[App and web page records]
• • • • •

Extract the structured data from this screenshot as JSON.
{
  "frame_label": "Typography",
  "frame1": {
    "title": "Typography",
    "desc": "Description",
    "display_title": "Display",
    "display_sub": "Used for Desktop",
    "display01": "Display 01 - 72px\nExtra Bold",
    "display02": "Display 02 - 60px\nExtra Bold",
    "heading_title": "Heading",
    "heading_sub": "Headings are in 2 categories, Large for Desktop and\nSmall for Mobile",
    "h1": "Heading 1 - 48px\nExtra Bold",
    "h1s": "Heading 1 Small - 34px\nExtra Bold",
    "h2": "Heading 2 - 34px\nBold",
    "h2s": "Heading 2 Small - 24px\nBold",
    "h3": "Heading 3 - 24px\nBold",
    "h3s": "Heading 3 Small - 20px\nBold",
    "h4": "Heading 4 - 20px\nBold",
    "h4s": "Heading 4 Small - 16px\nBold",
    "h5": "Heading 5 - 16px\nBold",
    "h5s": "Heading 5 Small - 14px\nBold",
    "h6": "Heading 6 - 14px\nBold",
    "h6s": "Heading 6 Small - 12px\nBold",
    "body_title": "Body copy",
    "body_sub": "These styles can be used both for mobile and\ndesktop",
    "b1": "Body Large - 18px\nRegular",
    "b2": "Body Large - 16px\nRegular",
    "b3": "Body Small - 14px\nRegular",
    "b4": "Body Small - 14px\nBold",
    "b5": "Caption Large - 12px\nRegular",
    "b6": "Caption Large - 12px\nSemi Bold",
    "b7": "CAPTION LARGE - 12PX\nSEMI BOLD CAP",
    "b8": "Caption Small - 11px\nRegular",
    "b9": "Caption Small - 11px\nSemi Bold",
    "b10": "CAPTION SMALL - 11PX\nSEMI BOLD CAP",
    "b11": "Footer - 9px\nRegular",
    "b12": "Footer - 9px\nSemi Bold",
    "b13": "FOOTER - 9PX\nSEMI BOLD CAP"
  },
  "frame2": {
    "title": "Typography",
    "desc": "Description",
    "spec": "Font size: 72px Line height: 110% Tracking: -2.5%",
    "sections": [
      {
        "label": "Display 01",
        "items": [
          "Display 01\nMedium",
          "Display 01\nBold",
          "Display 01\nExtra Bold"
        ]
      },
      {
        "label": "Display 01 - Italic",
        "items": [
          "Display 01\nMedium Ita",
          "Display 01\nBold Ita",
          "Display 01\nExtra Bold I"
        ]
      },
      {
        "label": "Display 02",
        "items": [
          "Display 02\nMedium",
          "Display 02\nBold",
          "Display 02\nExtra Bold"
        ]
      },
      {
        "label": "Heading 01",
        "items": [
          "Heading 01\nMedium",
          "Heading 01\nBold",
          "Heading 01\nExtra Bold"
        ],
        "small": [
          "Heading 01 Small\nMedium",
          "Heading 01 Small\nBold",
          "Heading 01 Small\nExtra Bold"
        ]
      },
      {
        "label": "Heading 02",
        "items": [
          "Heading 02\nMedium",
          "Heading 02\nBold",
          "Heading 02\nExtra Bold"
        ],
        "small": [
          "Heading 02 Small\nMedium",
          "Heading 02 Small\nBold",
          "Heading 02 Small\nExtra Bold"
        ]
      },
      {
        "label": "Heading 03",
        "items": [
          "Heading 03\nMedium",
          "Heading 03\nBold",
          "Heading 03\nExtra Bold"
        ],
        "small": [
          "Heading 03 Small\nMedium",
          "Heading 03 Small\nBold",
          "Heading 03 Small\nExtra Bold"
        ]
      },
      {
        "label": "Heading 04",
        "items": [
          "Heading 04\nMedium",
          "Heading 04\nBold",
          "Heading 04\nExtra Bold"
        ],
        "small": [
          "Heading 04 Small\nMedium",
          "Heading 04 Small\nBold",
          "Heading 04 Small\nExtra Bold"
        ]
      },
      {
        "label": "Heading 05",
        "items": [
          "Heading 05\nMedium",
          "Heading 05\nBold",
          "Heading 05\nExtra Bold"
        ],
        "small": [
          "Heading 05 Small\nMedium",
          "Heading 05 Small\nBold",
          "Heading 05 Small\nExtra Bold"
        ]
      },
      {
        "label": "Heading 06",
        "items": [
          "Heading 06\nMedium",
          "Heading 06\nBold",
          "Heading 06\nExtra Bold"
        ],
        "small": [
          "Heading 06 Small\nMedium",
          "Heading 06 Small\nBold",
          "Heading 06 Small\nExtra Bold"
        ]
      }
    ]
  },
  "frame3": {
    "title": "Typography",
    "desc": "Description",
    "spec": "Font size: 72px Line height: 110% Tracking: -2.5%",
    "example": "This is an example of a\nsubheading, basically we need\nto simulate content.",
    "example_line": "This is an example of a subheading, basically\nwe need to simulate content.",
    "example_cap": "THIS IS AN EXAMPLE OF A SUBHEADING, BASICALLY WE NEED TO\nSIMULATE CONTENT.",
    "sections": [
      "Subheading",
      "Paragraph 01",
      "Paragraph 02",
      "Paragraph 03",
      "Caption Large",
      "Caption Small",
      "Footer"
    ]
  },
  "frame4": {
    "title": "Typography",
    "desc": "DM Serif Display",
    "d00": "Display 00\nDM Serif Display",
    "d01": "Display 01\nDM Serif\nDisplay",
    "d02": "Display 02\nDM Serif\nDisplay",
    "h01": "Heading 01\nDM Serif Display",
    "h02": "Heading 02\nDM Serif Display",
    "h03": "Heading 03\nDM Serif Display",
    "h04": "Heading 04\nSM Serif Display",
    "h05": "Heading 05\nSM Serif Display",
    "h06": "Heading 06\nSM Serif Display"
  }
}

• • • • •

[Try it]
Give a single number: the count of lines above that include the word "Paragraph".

[Solution to the exercise]
3